Not a pit road speeding penalty. Not a spate of cautions that kept bunching the field. Not Brad Keselowski, who in the past has found magic out front on old tires.
The prohibitive favorite in the Dollar General 200—after he won the pole in a laydown earlier in the day—Busch overcame a speeding penalty that dropped him to 22nd position for a restart on Lap 44.
That was a momentary setback. Working his way through traffic in short order, Busch passed Joe Gibbs Racing teammate Matt Kenseth for the lead on Lap 89. He lost the top spot briefly by pitting under caution on Lap 152, as Keselowski and three other drivers remained on the track, but Busch regained the lead on Lap 164, clearing Keselowski as the cars streaked into Turn 3.
Busch stayed out front the rest of the way. The victory was his first in the No. 54 Toyota and a record 52nd in the Nationwide Series.
“It’s great to be back, working with (crew chief) Adam (Stevens) and these guys,” said Busch, who was winless last year in the Nationwide Series driving for his own team. “It was a bummer deal not to be able to get a win at KBM (Kyle Busch Motorsports) last year, but (owner) Joe (Gibbs) putting me back in his operation and being back with the Joe Gibbs Racing side of things and Mark Cronquist engines, it’s a phenomenal day for us to get back to Victory Lane, to feel the taste of it again.
“I was almost nervous, feeling like it was my first win, although it’s win No. 52 in the series. It’s nice to be back.”
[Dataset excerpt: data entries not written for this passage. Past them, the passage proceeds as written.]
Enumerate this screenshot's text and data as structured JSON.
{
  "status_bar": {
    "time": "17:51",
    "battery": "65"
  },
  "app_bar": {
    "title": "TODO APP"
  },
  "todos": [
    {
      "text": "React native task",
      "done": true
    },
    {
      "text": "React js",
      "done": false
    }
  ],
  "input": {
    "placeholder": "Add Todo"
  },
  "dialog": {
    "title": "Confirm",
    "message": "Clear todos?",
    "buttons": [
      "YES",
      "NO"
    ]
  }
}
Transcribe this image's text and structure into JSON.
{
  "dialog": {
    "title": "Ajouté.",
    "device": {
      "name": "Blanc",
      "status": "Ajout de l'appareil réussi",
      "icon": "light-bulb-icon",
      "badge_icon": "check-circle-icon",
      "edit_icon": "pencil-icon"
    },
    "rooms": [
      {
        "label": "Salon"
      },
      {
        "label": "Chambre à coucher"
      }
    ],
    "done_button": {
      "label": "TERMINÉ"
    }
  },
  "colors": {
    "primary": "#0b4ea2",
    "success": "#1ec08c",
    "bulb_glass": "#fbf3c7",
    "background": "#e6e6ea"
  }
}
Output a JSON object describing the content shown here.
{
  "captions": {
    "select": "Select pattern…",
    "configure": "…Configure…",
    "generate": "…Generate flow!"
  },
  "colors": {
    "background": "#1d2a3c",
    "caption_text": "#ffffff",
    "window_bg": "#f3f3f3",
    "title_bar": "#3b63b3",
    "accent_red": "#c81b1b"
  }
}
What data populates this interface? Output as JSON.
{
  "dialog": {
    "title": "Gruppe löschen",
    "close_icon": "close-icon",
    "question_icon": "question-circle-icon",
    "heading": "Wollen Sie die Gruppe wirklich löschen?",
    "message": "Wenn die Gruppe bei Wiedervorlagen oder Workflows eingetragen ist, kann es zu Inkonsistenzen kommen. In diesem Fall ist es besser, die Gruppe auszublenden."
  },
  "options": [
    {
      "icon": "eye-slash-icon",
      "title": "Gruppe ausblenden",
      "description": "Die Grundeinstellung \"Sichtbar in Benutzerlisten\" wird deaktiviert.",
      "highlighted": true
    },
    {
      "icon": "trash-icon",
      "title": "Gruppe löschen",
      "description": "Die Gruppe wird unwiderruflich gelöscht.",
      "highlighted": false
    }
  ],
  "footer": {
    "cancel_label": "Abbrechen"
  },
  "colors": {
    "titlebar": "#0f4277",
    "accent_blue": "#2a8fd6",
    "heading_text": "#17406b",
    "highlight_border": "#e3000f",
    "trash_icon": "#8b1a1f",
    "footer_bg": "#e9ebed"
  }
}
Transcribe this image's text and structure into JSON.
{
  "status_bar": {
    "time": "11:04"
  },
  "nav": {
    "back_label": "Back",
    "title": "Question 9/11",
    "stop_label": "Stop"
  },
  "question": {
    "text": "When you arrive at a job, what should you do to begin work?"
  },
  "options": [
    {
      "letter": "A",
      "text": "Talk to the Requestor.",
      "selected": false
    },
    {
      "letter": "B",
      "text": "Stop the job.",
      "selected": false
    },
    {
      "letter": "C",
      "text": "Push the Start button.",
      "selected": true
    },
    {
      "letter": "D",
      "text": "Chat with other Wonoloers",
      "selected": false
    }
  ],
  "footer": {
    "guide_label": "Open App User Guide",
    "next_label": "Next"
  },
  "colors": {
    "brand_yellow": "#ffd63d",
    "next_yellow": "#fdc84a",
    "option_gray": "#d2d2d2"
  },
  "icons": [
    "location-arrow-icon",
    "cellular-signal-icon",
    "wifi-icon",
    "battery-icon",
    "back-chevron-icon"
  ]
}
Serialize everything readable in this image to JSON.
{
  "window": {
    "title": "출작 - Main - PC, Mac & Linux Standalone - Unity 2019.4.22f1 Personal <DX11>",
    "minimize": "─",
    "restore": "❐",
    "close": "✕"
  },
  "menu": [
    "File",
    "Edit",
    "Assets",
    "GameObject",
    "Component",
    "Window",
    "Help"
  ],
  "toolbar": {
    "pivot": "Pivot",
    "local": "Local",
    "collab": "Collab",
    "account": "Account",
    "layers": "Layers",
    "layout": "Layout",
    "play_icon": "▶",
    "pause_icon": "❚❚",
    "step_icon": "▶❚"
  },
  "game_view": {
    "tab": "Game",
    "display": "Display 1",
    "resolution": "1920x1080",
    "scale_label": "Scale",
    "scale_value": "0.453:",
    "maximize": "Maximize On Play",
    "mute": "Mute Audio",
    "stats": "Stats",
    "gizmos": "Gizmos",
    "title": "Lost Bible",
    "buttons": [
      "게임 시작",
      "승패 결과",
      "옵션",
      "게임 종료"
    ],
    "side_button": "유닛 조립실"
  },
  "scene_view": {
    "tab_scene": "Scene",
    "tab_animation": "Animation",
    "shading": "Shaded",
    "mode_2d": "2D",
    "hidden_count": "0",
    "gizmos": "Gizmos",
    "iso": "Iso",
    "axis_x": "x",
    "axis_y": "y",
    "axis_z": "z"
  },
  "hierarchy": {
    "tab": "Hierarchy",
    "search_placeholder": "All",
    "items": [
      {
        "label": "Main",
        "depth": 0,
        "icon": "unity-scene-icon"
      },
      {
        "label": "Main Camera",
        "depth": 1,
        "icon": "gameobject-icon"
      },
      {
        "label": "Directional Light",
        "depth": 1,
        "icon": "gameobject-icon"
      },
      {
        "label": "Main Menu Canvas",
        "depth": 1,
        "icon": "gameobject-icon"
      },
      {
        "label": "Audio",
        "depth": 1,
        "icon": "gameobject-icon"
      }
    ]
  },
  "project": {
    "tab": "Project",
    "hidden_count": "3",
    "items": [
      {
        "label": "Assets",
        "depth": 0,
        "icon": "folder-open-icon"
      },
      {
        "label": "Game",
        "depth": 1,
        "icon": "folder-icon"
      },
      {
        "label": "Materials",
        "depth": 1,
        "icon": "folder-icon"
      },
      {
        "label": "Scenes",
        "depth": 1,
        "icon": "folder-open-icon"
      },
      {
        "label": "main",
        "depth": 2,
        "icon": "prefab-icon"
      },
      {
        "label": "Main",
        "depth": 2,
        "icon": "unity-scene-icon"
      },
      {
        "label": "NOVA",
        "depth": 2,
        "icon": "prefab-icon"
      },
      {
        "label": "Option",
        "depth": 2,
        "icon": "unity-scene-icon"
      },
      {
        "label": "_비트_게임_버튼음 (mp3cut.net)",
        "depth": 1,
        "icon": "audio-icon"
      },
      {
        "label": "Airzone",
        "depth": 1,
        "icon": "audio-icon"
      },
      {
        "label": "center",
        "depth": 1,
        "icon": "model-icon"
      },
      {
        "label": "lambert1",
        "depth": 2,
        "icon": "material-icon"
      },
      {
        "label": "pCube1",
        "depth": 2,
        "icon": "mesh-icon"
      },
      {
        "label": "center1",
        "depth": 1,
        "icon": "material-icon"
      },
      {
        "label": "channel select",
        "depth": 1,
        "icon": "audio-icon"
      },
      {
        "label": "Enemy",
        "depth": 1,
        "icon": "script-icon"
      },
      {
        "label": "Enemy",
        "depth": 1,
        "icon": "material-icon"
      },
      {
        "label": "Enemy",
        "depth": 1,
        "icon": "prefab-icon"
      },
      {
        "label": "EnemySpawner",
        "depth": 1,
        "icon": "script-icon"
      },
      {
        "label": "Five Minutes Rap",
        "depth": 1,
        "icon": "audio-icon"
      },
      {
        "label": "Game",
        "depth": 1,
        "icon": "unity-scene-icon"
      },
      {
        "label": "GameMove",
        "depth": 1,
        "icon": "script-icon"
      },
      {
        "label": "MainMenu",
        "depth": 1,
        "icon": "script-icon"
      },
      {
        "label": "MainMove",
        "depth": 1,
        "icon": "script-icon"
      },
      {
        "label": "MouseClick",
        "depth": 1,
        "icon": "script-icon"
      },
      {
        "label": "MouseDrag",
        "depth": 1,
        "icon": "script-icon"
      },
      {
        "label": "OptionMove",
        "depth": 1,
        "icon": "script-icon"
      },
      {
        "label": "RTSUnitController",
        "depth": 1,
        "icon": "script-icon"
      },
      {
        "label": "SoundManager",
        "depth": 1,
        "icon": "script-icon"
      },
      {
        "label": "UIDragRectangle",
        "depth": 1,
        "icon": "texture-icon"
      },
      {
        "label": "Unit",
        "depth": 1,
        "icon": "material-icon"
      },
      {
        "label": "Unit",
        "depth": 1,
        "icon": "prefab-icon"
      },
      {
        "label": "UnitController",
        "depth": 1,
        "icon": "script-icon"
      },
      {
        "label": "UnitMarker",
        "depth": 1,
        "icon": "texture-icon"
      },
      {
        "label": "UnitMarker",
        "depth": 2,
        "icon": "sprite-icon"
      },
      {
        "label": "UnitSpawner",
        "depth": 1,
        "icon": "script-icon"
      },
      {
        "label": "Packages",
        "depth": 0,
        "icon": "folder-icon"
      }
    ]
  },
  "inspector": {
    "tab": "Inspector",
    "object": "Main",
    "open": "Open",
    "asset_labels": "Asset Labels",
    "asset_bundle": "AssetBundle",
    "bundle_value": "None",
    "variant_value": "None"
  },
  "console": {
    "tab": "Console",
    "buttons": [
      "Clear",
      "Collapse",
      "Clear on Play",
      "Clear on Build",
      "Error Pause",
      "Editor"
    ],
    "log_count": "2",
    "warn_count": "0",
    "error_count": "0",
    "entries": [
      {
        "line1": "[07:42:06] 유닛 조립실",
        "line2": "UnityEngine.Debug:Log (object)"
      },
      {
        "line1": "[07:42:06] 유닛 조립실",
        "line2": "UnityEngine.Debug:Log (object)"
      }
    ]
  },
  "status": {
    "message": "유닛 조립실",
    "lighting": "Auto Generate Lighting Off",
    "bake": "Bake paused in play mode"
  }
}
Keselowski held second by stretching his fuel to the end without pitting. Justin Allgaier ran third and leaves Phoenix tied for the series lead with Sam Hornish Jr., who came home seventh. Trevor Bayne and Elliott Sadler completed the top five.
Jimmie Johnson, using a rare Nationwide Series appearance to get some extra laps on a track that has befuddled him since its resurfacing in 2011, finished 12th.
Even though he tried a contrarian strategy, Keselowski knew that tactics alone wouldn’t be enough to overcome Busch’s advantage in speed.
“I knew I had a shot if something happened to Kyle, and we had to put ourselves in position for good things to happen,” Keselowski said. “But Kyle’s car was so fast. I probably could have had four tires and he could have had none, and it still wouldn’t have mattered. He’d still have drove through the field.
“When you have that much speed, you’re pretty much immune to strategy.”
Beginning his fifth full season of Nationwide racing, Allgaier is off to the best start of his career.
“The first five (races) kind of get you kicked off for the next 10 or 15,” Allgaier said. “This has been huge for us, for Turner Scott Motorsports. Our program has come a long way during the offseason. I’ll be the first to tell you that, at the end of the year last year, we were kind of scratching our heads. We knew we had a great organization. We just didn’t know what we were missing.
“Everybody at the team really buckled down … This is the strongest season start I’ve had. I hope we can keep that going and transfer it into a championship.”
The race wasn’t yet two laps old when Johanna Long drove hard into Turn 3 and tagged the back of the Ford of Hornish, the series leader entering the race. With the front of her car damaged by the contact, Long slapped the wall exiting Turn 4, triggering a chain-reaction wreck that collected five other cars, including those of Hornish (who had fallen behind her) and Travis Pastrana.
“I don’t know; it just took off on me,” Long said of her contact with the wall. “I got in a little too hard, there (into) Hornish, felt bad, got under him. I got into the gas, and it just took off.
“I definitely didn’t want to finish like this. It’s really disheartening. I feel really bad. I don’t know what else to say.”
The aftermath of the wreck turned bizarre when the scoring transponder from Jamie Dick’s car (another victim of the accident) lodged in the nose of Hornish’s Ford. Though Hornish lost two laps on pit road while the transponder was removed, NASCAR restored the No. 12 to the lead lap because the extraction — to prevent Dick’s car from being scored improperly – was ordered by the sanctioning body.
Hornish’s travails weren’t quite over. After restarting sixth on Lap 109, Hornish spun in Turn 2 a lap later to bring out the fifth caution but remained on the lead lap. The nose and hood of his car heavily taped, Hornish salvaged the seventh-place finish.